• _Prompt_:
The answer should be a faithful retyping of the records that follow, pictures excluded.

-- Extracted material follows --

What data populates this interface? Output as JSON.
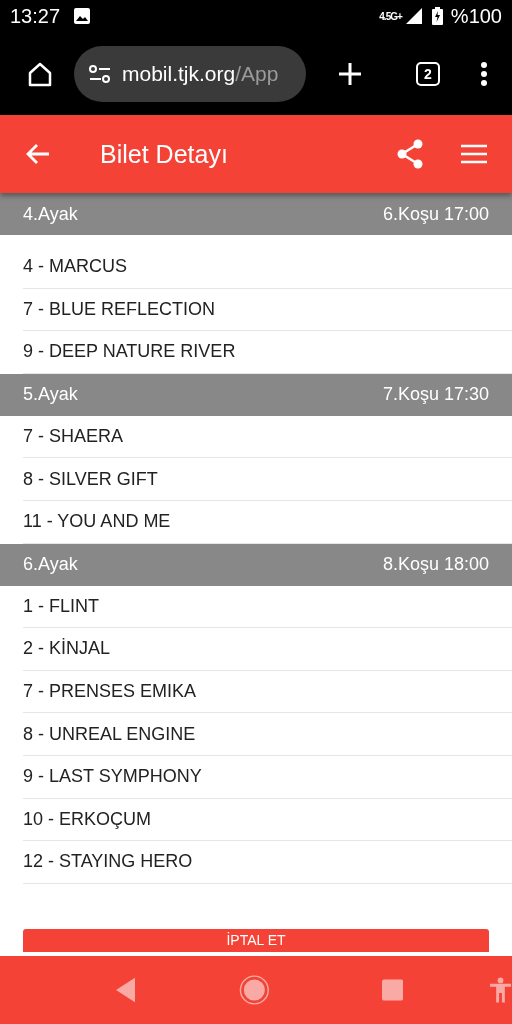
{
  "status_bar": {
    "time": "13:27",
    "network": "4.5G+",
    "battery": "%100"
  },
  "browser": {
    "url_host": "mobil.tjk.org",
    "url_path": "/App",
    "tab_count": "2"
  },
  "header": {
    "title": "Bilet Detayı"
  },
  "legs": [
    {
      "leg": "4.Ayak",
      "race": "6.Koşu 17:00",
      "horses": [
        "4 - MARCUS",
        "7 - BLUE REFLECTION",
        "9 - DEEP NATURE RIVER"
      ]
    },
    {
      "leg": "5.Ayak",
      "race": "7.Koşu 17:30",
      "horses": [
        "7 - SHAERA",
        "8 - SILVER GIFT",
        "11 - YOU AND ME"
      ]
    },
    {
      "leg": "6.Ayak",
      "race": "8.Koşu 18:00",
      "horses": [
        "1 - FLINT",
        "2 - KİNJAL",
        "7 - PRENSES EMIKA",
        "8 - UNREAL ENGINE",
        "9 - LAST SYMPHONY",
        "10 - ERKOÇUM",
        "12 - STAYING HERO"
      ]
    }
  ],
  "cancel_button": "İPTAL ET"
}
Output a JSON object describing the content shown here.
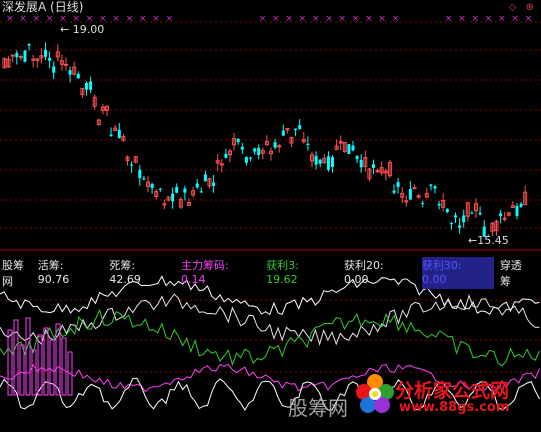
{
  "title": "深发展A (日线)",
  "markers": {
    "high_label": "19.00",
    "low_label": "15.45"
  },
  "indicator": {
    "name": "股筹网",
    "items": [
      {
        "label": "活筹:",
        "value": "90.76",
        "color": "#e6e6e6"
      },
      {
        "label": "死筹:",
        "value": "42.69",
        "color": "#e6e6e6"
      },
      {
        "label": "主力筹码:",
        "value": "0.14",
        "color": "#ff40ff"
      },
      {
        "label": "获利3:",
        "value": "19.62",
        "color": "#33cc33"
      },
      {
        "label": "获利20:",
        "value": "0.00",
        "color": "#e6e6e6"
      },
      {
        "label": "获利30:",
        "value": "0.00",
        "color": "#5555ff"
      },
      {
        "label": "穿透筹",
        "value": "",
        "color": "#e6e6e6"
      }
    ]
  },
  "watermark": {
    "name": "分析家公式网",
    "url": "www.88gs.com"
  },
  "ghost_text": "股筹网",
  "colors": {
    "up": "#ff5050",
    "down": "#00ffff",
    "marker": "#cc33cc",
    "grid": "#8b0000"
  },
  "icons": {
    "control": "window-control-icons"
  }
}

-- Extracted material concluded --

• _Task answer_:
What data populates this interface? Output as JSON.
{
  "status_bar": {
    "time": "13:27",
    "network": "4.5G+",
    "battery": "%100"
  },
  "browser": {
    "url_host": "mobil.tjk.org",
    "url_path": "/App",
    "tab_count": "2"
  },
  "header": {
    "title": "Bilet Detayı"
  },
  "legs": [
    {
      "leg": "4.Ayak",
      "race": "6.Koşu 17:00",
      "horses": [
        "4 - MARCUS",
        "7 - BLUE REFLECTION",
        "9 - DEEP NATURE RIVER"
      ]
    },
    {
      "leg": "5.Ayak",
      "race": "7.Koşu 17:30",
      "horses": [
        "7 - SHAERA",
        "8 - SILVER GIFT",
        "11 - YOU AND ME"
      ]
    },
    {
      "leg": "6.Ayak",
      "race": "8.Koşu 18:00",
      "horses": [
        "1 - FLINT",
        "2 - KİNJAL",
        "7 - PRENSES EMIKA",
        "8 - UNREAL ENGINE",
        "9 - LAST SYMPHONY",
        "10 - ERKOÇUM",
        "12 - STAYING HERO"
      ]
    }
  ],
  "cancel_button": "İPTAL ET"
}
Output a JSON object describing the content shown here.
{
  "title": "深发展A (日线)",
  "markers": {
    "high_label": "19.00",
    "low_label": "15.45"
  },
  "indicator": {
    "name": "股筹网",
    "items": [
      {
        "label": "活筹:",
        "value": "90.76",
        "color": "#e6e6e6"
      },
      {
        "label": "死筹:",
        "value": "42.69",
        "color": "#e6e6e6"
      },
      {
        "label": "主力筹码:",
        "value": "0.14",
        "color": "#ff40ff"
      },
      {
        "label": "获利3:",
        "value": "19.62",
        "color": "#33cc33"
      },
      {
        "label": "获利20:",
        "value": "0.00",
        "color": "#e6e6e6"
      },
      {
        "label": "获利30:",
        "value": "0.00",
        "color": "#5555ff"
      },
      {
        "label": "穿透筹",
        "value": "",
        "color": "#e6e6e6"
      }
    ]
  },
  "watermark": {
    "name": "分析家公式网",
    "url": "www.88gs.com"
  },
  "ghost_text": "股筹网",
  "colors": {
    "up": "#ff5050",
    "down": "#00ffff",
    "marker": "#cc33cc",
    "grid": "#8b0000"
  },
  "icons": {
    "control": "window-control-icons"
  }
}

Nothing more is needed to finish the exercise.